## Exercise description:
I need every line of the material below that includes the string "JSON".
........
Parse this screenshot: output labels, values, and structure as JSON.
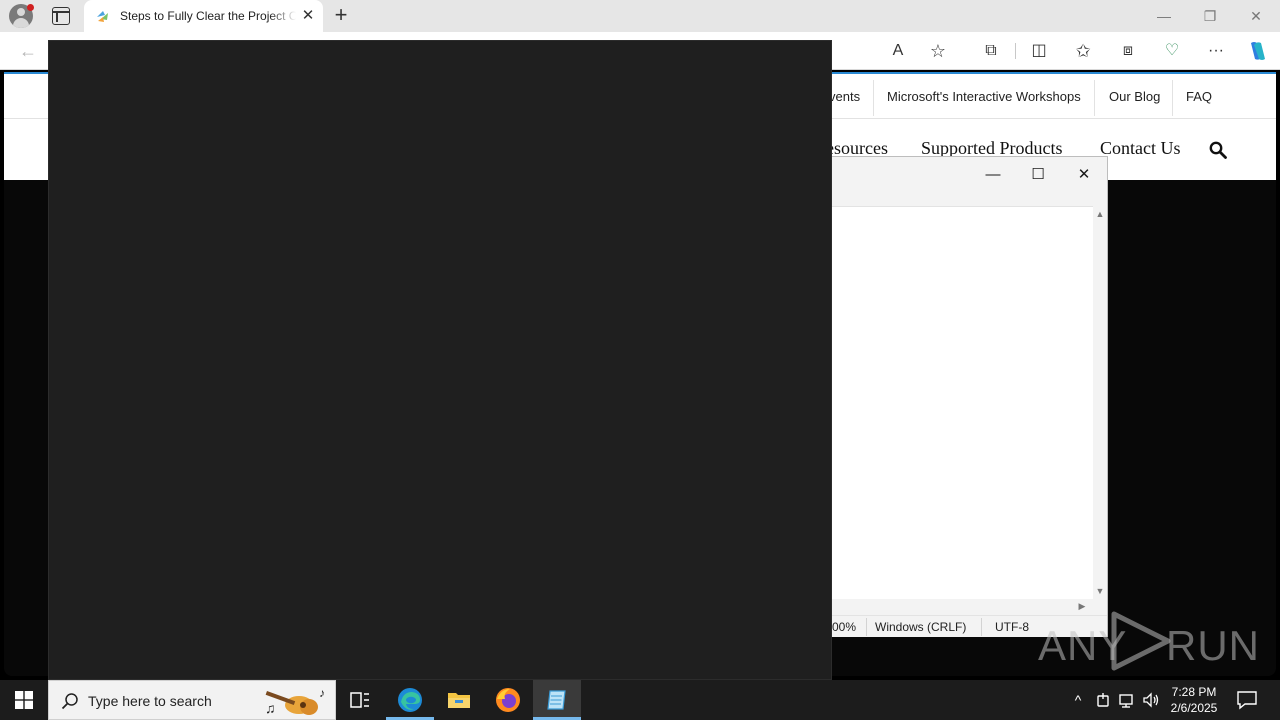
{
  "browser": {
    "tab": {
      "title": "Steps to Fully Clear the Project Cache",
      "close_glyph": "✕"
    },
    "new_tab_glyph": "+",
    "window_controls": {
      "minimize": "—",
      "restore": "❐",
      "close": "✕"
    },
    "toolbar": {
      "back_glyph": "←",
      "read_aloud_glyph": "A",
      "favorite_glyph": "☆",
      "extensions_glyph": "⧉",
      "split_glyph": "◫",
      "favorites_glyph": "✩",
      "collections_glyph": "⧈",
      "performance_glyph": "♡",
      "more_glyph": "···"
    },
    "accent_color": "#2a8ad4"
  },
  "website": {
    "top_nav": [
      "vents",
      "Microsoft's Interactive Workshops",
      "Our Blog",
      "FAQ"
    ],
    "main_nav": [
      "esources",
      "Supported Products",
      "Contact Us"
    ]
  },
  "notepad": {
    "controls": {
      "minimize": "—",
      "maximize": "☐",
      "close": "✕"
    },
    "status": {
      "zoom": "00%",
      "line_ending": "Windows (CRLF)",
      "encoding": "UTF-8"
    }
  },
  "watermark": {
    "left": "ANY",
    "right": "RUN"
  },
  "taskbar": {
    "search_placeholder": "Type here to search",
    "clock": {
      "time": "7:28 PM",
      "date": "2/6/2025"
    },
    "tray": {
      "chevron": "^"
    }
  }
}
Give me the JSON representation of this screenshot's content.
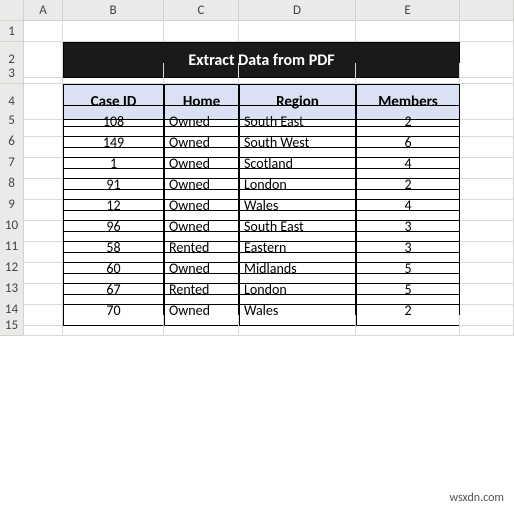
{
  "columns": [
    "A",
    "B",
    "C",
    "D",
    "E"
  ],
  "row_labels": [
    "1",
    "2",
    "3",
    "4",
    "5",
    "6",
    "7",
    "8",
    "9",
    "10",
    "11",
    "12",
    "13",
    "14",
    "15"
  ],
  "title": "Extract Data from PDF",
  "headers": {
    "case_id": "Case ID",
    "home": "Home",
    "region": "Region",
    "members": "Members"
  },
  "chart_data": {
    "type": "table",
    "columns": [
      "Case ID",
      "Home",
      "Region",
      "Members"
    ],
    "rows": [
      {
        "case_id": 108,
        "home": "Owned",
        "region": "South East",
        "members": 2
      },
      {
        "case_id": 149,
        "home": "Owned",
        "region": "South West",
        "members": 6
      },
      {
        "case_id": 1,
        "home": "Owned",
        "region": "Scotland",
        "members": 4
      },
      {
        "case_id": 91,
        "home": "Owned",
        "region": "London",
        "members": 2
      },
      {
        "case_id": 12,
        "home": "Owned",
        "region": "Wales",
        "members": 4
      },
      {
        "case_id": 96,
        "home": "Owned",
        "region": "South East",
        "members": 3
      },
      {
        "case_id": 58,
        "home": "Rented",
        "region": "Eastern",
        "members": 3
      },
      {
        "case_id": 60,
        "home": "Owned",
        "region": "Midlands",
        "members": 5
      },
      {
        "case_id": 67,
        "home": "Rented",
        "region": "London",
        "members": 5
      },
      {
        "case_id": 70,
        "home": "Owned",
        "region": "Wales",
        "members": 2
      }
    ]
  },
  "watermark": "wsxdn.com"
}
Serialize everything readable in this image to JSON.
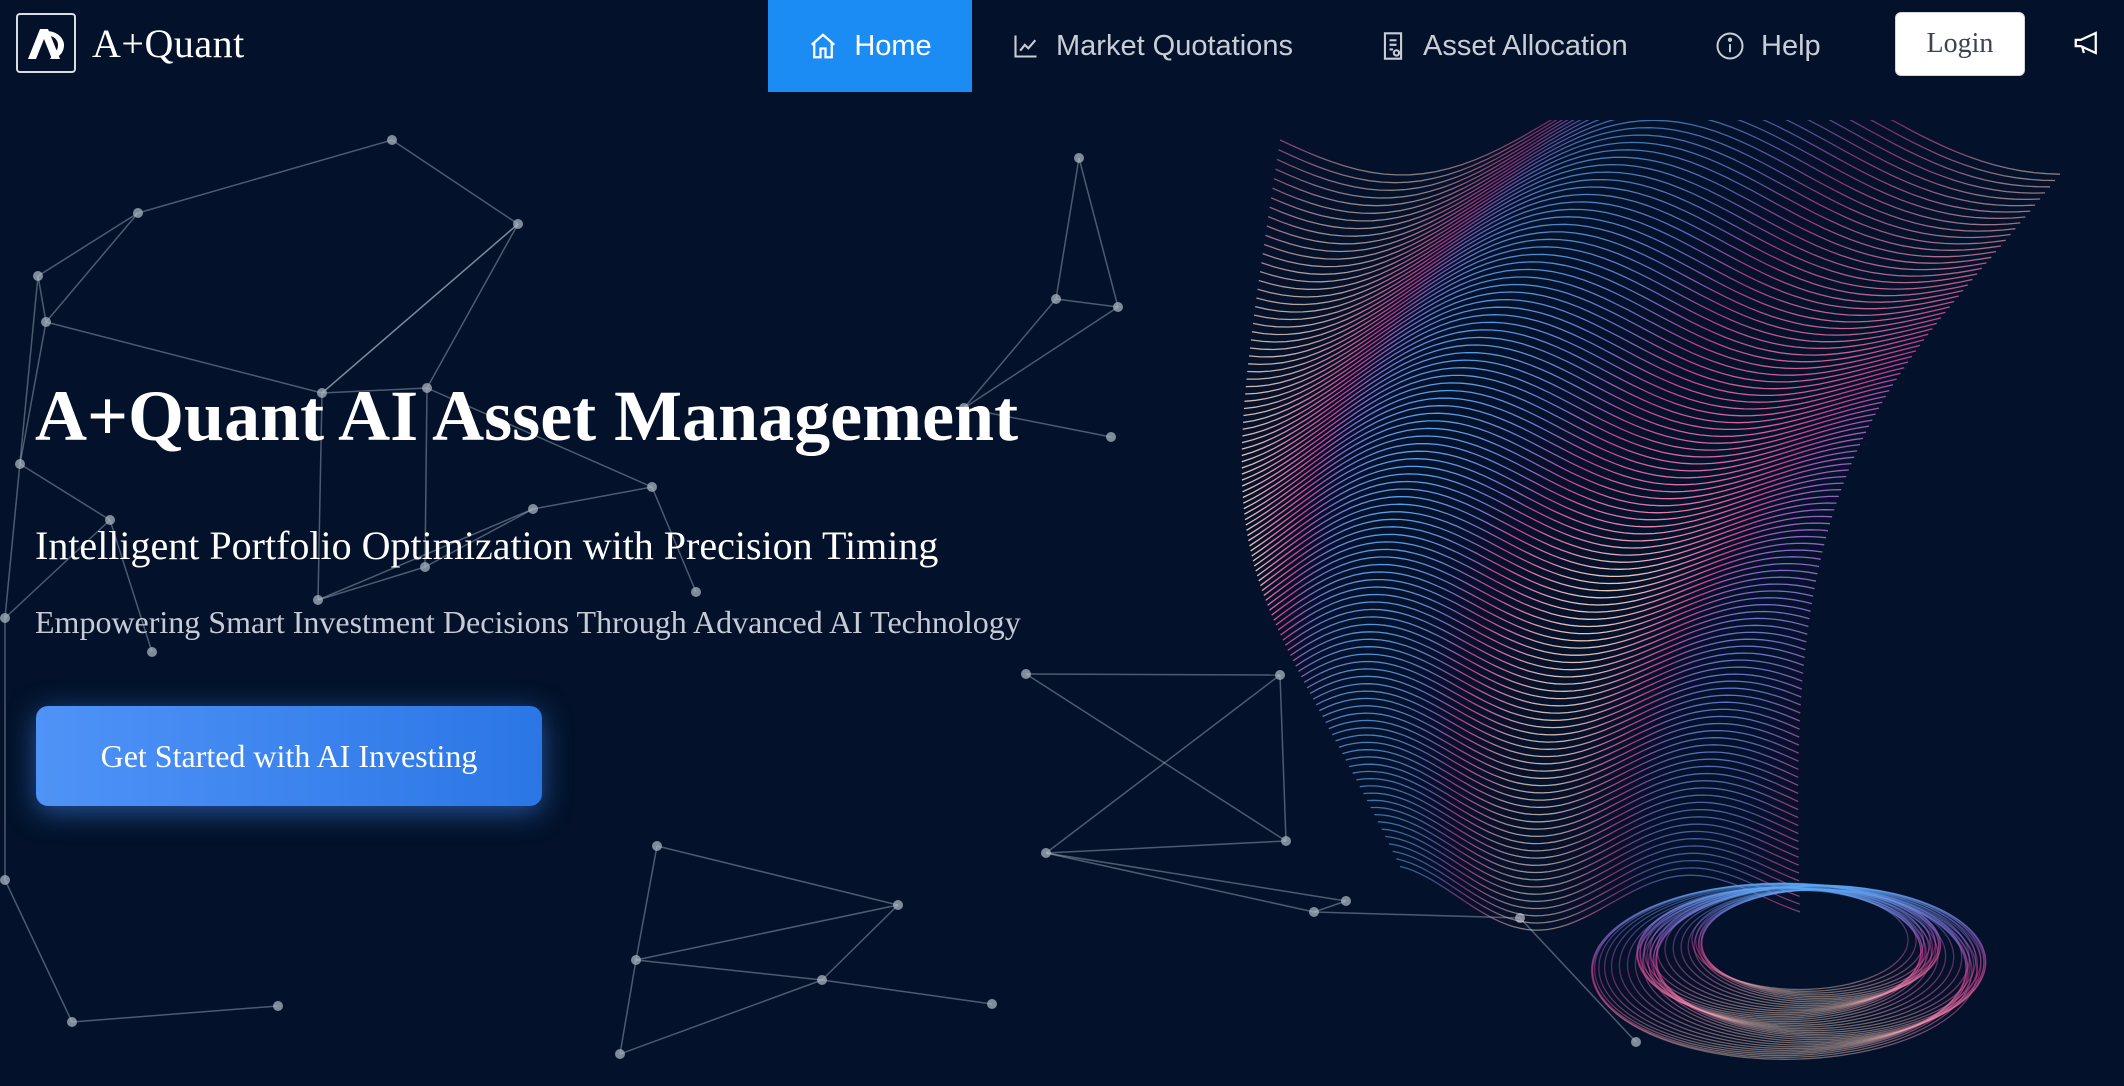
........
## Expected answer:
Parse this screenshot: output labels, values, and structure as JSON.
Give me the JSON representation of this screenshot's content.
Serialize everything readable in this image to JSON.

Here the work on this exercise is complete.